When Tobias Mehler stated that the director told him his character was an angel it was certainly something I began to consider more plausible.

Who knows, it's a beautiful episode whatever the true intention behind the floater was. I guess it's up the individual to make up their own mind.

Eth

Link to comment
Share on other sites

My X-Files reference was a bit of a slant towards sarcasm, in that many folks seem to critique season two for this, when, in my opinion, it still remains quite different. But when one delves as deep into a show as is done here, it is impossible to not see similarities. Morgan and Wong wrote some of the best X-Files episodes too, of course!

It's like The X-Files in that if one just boils all the episodes down to categories of aliens, monsters, or spirits, one can miss the point of telling a great story.

Link to comment
Share on other sites

  • 1 year later...
Guest SeattleSparky

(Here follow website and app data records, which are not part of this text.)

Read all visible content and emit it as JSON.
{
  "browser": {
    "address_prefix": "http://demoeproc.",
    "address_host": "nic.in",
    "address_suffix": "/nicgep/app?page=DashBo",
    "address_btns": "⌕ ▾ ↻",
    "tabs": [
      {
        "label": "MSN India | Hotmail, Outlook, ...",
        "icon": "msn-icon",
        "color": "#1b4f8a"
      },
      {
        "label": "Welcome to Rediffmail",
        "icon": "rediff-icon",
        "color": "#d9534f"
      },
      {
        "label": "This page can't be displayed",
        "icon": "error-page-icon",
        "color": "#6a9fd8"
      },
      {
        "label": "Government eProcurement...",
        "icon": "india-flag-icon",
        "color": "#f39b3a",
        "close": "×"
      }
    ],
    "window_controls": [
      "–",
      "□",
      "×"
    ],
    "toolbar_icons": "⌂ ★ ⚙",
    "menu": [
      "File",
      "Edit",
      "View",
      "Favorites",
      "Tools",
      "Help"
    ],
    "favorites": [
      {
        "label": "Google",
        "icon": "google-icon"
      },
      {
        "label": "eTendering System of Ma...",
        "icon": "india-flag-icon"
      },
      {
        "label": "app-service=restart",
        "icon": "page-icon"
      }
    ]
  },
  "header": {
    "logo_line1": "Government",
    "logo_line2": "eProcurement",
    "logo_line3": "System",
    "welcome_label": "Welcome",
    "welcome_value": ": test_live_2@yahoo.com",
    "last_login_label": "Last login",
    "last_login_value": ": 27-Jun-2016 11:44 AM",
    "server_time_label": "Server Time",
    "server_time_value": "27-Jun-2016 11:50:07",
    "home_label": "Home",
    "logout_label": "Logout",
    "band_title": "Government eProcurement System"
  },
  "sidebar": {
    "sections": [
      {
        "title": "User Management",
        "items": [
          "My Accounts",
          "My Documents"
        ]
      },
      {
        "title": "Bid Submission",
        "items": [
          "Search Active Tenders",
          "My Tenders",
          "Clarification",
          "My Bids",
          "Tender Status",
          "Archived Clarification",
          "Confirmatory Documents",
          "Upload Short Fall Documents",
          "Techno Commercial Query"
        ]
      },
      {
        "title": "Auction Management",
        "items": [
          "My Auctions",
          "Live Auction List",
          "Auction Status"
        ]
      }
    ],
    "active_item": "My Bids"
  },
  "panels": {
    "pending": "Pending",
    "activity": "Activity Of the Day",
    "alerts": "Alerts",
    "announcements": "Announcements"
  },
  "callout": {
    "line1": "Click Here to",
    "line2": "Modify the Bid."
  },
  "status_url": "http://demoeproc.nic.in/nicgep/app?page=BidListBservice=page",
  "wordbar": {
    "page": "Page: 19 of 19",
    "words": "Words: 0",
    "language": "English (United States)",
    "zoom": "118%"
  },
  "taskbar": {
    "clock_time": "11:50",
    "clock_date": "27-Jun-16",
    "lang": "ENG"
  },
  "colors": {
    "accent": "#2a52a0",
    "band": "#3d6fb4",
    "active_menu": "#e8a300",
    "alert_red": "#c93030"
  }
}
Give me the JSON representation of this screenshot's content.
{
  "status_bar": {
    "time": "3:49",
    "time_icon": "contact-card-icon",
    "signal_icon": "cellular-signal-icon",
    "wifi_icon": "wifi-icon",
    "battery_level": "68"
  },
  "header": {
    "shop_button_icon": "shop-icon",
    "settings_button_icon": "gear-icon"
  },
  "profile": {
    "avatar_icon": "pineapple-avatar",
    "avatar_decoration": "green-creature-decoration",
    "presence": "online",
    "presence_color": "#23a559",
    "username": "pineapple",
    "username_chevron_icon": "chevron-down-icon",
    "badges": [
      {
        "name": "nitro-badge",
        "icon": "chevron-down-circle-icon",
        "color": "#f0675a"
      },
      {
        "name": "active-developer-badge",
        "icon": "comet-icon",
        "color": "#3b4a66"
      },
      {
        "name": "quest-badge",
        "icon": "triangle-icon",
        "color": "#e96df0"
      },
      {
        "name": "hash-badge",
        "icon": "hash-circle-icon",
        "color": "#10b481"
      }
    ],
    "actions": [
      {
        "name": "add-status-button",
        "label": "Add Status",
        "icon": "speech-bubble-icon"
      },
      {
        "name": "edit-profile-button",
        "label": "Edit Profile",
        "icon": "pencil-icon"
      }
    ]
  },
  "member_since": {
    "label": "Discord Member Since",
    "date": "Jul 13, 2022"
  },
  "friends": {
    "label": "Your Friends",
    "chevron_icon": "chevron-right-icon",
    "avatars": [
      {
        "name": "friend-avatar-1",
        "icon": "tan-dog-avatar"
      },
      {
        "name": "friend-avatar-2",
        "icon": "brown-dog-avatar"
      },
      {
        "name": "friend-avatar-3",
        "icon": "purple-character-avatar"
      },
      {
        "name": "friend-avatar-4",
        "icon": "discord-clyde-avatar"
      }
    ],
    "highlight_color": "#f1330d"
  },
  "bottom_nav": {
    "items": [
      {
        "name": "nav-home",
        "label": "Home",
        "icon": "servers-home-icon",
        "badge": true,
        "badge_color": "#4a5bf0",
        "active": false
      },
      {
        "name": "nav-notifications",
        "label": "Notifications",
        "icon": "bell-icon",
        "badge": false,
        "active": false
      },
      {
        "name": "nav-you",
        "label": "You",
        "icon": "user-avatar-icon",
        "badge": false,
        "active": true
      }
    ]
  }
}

Frank was trying to keep an open mind... telling them they shouldn't tell the parents anything until there was proof this was there son. Also, his flashes of seeing the Aurora....his "gift" gave him a hunch that this might not be Alex. If you remember, he then pulled a piece of a tree leaf out of the man's cracked head/neck. He checked on a computer to see exactly what kind of tree it came from, and when he found that part of the puzzle, said that this showed where the body entered the water. This was the only refference point he could find to know where to go next.... but he was having to lean hard on his own intuition to find the truth.

No, the dead man was never IDed, and it is thought that he was a tribute to Chris McCandles, who's story as told in the book "Into The Wild" inspired "Luminary".

Reading this book now, and just rewatched Luminary

Link to comment
Share on other sites

Create an account or sign in to comment

You need to be a member in order to leave a comment

Create an account

Sign up for a new account in our community. It's easy!

Register a new account

Sign in

Already have an account? Sign in here.

Sign In Now
×
×
  • Create New...

Important Information

By using our website you consent to our Terms of Use of service and Guidelines. These are available at all times via the menu and footer including our Privacy Policy policy.